Nip Bottle Bans Discussed in Wareham and Attleboro
Two area communities – Wareham and Attleboro – are now debating whether to ban the sale of tiny "nip" bottles of alcohol.
Wareham selectmen on Tuesday voted to favorably recommend a citizens' petition to ban the sale of nip liquor bottles. That sets up a Town Meeting vote on Oct. 26. According to Wicked Local Wareham, proponents said the tiny bottles add to a serious litter problem and also contribute to public drinking and police calls.
Wareham Selectman Patrick Tropeano cast the lone vote against endorsing the article, saying he thinks such rules should come from the state, not the town. He also said that nip sales are a big source of revenue for local package stores and that a ban would "hurt them severely."
In Attleboro, the proposal is coming from Mayor Paul Heroux, who says the 1.7-ounce plastic bottles present a litter and a public safety problem, according to WPRI.
“We find nips all over the city streets because people who litter them are drinking as they are driving,” Heroux said. “It’s clear that these small bottles are the choice because they help evade detection while drinking and driving as the evidence is quickly tossed out the window.”
Liquor store owners were among those to deliver virtual testimony at Tuesday's meeting of the Attleboro City Council. They said such a ban would hurt them without achieving the intended goal, because people would just drive to any neighboring town to buy their nips.
Any municipal ban would have to be approved by the Massachusetts Alcoholic Beverages Control Commission. In Massachusetts, Chelsea and Falmouth have already banned the sale of nip alcohol bottles.
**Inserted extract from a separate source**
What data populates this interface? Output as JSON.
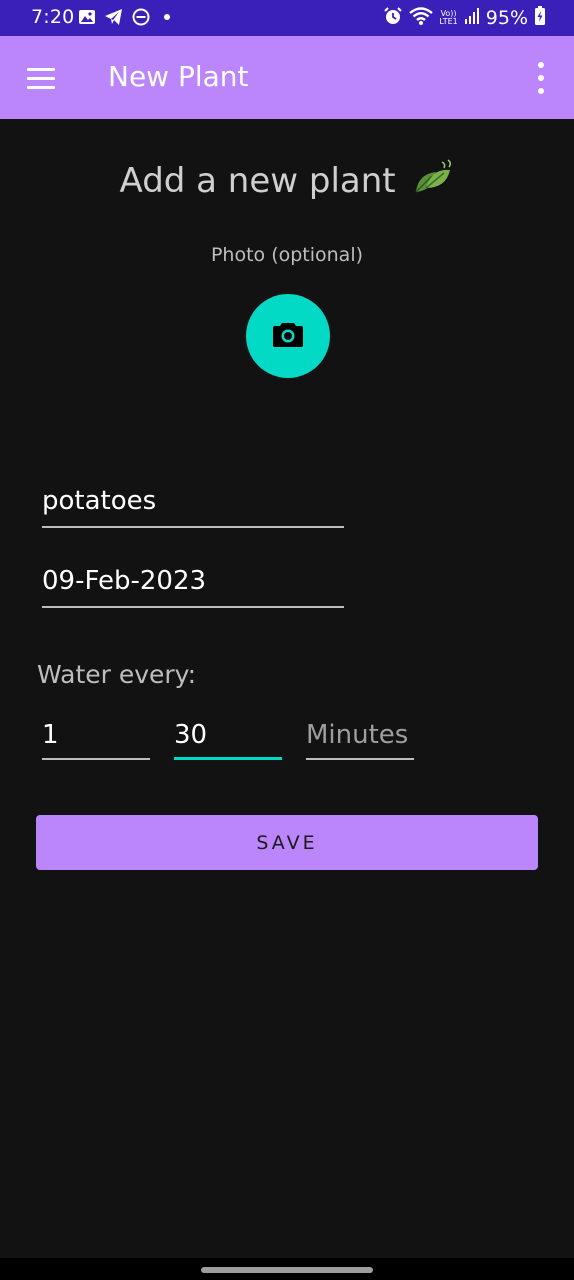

On Beacon Hill, a bipartisan bill was filed in January that would add a 5-cent deposit on the sale of nips statewide. At a committee hearing in January, Robert Mellion, executive director of the Massachusetts Package Stores Association, told lawmakers that businesses would likely offer “a lot of opposition” to the measure. The bill remains stalled in the House Ways and Means Committee.